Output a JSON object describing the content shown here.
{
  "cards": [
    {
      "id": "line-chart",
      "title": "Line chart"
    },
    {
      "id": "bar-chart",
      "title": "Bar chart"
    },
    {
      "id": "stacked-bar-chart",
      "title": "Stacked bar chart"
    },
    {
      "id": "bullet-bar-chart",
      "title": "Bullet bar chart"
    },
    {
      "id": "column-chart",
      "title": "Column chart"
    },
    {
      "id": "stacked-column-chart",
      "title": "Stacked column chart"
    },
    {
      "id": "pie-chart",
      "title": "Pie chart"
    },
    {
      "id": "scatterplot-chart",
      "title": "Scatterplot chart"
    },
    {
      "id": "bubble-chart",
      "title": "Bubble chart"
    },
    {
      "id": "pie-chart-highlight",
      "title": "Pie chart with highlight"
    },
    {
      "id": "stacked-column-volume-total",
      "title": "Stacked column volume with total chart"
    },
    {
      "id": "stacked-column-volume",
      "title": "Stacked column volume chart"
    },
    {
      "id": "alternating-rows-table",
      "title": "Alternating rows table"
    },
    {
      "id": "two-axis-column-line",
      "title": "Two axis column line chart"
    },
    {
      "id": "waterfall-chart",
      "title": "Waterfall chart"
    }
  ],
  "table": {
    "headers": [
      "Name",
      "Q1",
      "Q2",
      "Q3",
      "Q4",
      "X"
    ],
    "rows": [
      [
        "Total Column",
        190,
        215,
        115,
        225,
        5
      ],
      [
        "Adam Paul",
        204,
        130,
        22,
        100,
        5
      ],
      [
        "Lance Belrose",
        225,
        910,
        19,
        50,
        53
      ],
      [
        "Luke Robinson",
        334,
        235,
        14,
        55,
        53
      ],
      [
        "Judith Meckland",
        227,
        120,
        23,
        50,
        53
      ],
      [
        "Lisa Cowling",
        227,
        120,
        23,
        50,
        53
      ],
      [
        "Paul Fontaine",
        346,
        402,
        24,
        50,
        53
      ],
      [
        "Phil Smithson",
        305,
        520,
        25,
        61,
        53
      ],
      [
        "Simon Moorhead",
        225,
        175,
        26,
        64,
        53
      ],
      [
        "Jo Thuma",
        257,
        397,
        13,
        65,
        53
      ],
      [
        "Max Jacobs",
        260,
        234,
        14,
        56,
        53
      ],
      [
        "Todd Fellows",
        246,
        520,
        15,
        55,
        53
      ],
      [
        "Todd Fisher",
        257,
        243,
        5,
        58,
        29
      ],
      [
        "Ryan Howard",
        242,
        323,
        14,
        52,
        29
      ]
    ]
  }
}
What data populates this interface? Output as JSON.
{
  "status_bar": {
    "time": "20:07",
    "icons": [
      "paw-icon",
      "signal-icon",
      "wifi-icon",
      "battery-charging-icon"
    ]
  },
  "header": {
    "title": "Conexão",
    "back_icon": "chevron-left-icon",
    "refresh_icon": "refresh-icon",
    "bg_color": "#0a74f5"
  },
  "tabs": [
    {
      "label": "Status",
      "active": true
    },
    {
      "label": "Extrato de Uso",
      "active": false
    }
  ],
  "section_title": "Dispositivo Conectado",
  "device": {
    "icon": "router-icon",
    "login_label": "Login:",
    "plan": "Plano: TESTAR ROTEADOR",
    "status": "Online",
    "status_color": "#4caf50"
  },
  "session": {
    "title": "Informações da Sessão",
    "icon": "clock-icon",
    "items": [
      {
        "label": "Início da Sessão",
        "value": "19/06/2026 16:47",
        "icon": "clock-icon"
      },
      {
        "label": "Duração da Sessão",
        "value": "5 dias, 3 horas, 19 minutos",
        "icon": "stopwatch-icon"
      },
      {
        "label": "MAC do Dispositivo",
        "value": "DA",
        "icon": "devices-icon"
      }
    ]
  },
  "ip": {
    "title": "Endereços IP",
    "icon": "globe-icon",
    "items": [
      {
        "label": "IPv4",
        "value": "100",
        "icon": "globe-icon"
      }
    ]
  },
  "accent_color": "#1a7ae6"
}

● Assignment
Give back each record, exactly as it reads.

● Solved problem
Output a JSON object describing the content shown here.
{
  "cards": [
    {
      "id": "line-chart",
      "title": "Line chart"
    },
    {
      "id": "bar-chart",
      "title": "Bar chart"
    },
    {
      "id": "stacked-bar-chart",
      "title": "Stacked bar chart"
    },
    {
      "id": "bullet-bar-chart",
      "title": "Bullet bar chart"
    },
    {
      "id": "column-chart",
      "title": "Column chart"
    },
    {
      "id": "stacked-column-chart",
      "title": "Stacked column chart"
    },
    {
      "id": "pie-chart",
      "title": "Pie chart"
    },
    {
      "id": "scatterplot-chart",
      "title": "Scatterplot chart"
    },
    {
      "id": "bubble-chart",
      "title": "Bubble chart"
    },
    {
      "id": "pie-chart-highlight",
      "title": "Pie chart with highlight"
    },
    {
      "id": "stacked-column-volume-total",
      "title": "Stacked column volume with total chart"
    },
    {
      "id": "stacked-column-volume",
      "title": "Stacked column volume chart"
    },
    {
      "id": "alternating-rows-table",
      "title": "Alternating rows table"
    },
    {
      "id": "two-axis-column-line",
      "title": "Two axis column line chart"
    },
    {
      "id": "waterfall-chart",
      "title": "Waterfall chart"
    }
  ],
  "table": {
    "headers": [
      "Name",
      "Q1",
      "Q2",
      "Q3",
      "Q4",
      "X"
    ],
    "rows": [
      [
        "Total Column",
        190,
        215,
        115,
        225,
        5
      ],
      [
        "Adam Paul",
        204,
        130,
        22,
        100,
        5
      ],
      [
        "Lance Belrose",
        225,
        910,
        19,
        50,
        53
      ],
      [
        "Luke Robinson",
        334,
        235,
        14,
        55,
        53
      ],
      [
        "Judith Meckland",
        227,
        120,
        23,
        50,
        53
      ],
      [
        "Lisa Cowling",
        227,
        120,
        23,
        50,
        53
      ],
      [
        "Paul Fontaine",
        346,
        402,
        24,
        50,
        53
      ],
      [
        "Phil Smithson",
        305,
        520,
        25,
        61,
        53
      ],
      [
        "Simon Moorhead",
        225,
        175,
        26,
        64,
        53
      ],
      [
        "Jo Thuma",
        257,
        397,
        13,
        65,
        53
      ],
      [
        "Max Jacobs",
        260,
        234,
        14,
        56,
        53
      ],
      [
        "Todd Fellows",
        246,
        520,
        15,
        55,
        53
      ],
      [
        "Todd Fisher",
        257,
        243,
        5,
        58,
        29
      ],
      [
        "Ryan Howard",
        242,
        323,
        14,
        52,
        29
      ]
    ]
  }
}
What data populates this interface? Output as JSON.
{
  "status_bar": {
    "time": "20:07",
    "icons": [
      "paw-icon",
      "signal-icon",
      "wifi-icon",
      "battery-charging-icon"
    ]
  },
  "header": {
    "title": "Conexão",
    "back_icon": "chevron-left-icon",
    "refresh_icon": "refresh-icon",
    "bg_color": "#0a74f5"
  },
  "tabs": [
    {
      "label": "Status",
      "active": true
    },
    {
      "label": "Extrato de Uso",
      "active": false
    }
  ],
  "section_title": "Dispositivo Conectado",
  "device": {
    "icon": "router-icon",
    "login_label": "Login:",
    "plan": "Plano: TESTAR ROTEADOR",
    "status": "Online",
    "status_color": "#4caf50"
  },
  "session": {
    "title": "Informações da Sessão",
    "icon": "clock-icon",
    "items": [
      {
        "label": "Início da Sessão",
        "value": "19/06/2026 16:47",
        "icon": "clock-icon"
      },
      {
        "label": "Duração da Sessão",
        "value": "5 dias, 3 horas, 19 minutos",
        "icon": "stopwatch-icon"
      },
      {
        "label": "MAC do Dispositivo",
        "value": "DA",
        "icon": "devices-icon"
      }
    ]
  },
  "ip": {
    "title": "Endereços IP",
    "icon": "globe-icon",
    "items": [
      {
        "label": "IPv4",
        "value": "100",
        "icon": "globe-icon"
      }
    ]
  },
  "accent_color": "#1a7ae6"
}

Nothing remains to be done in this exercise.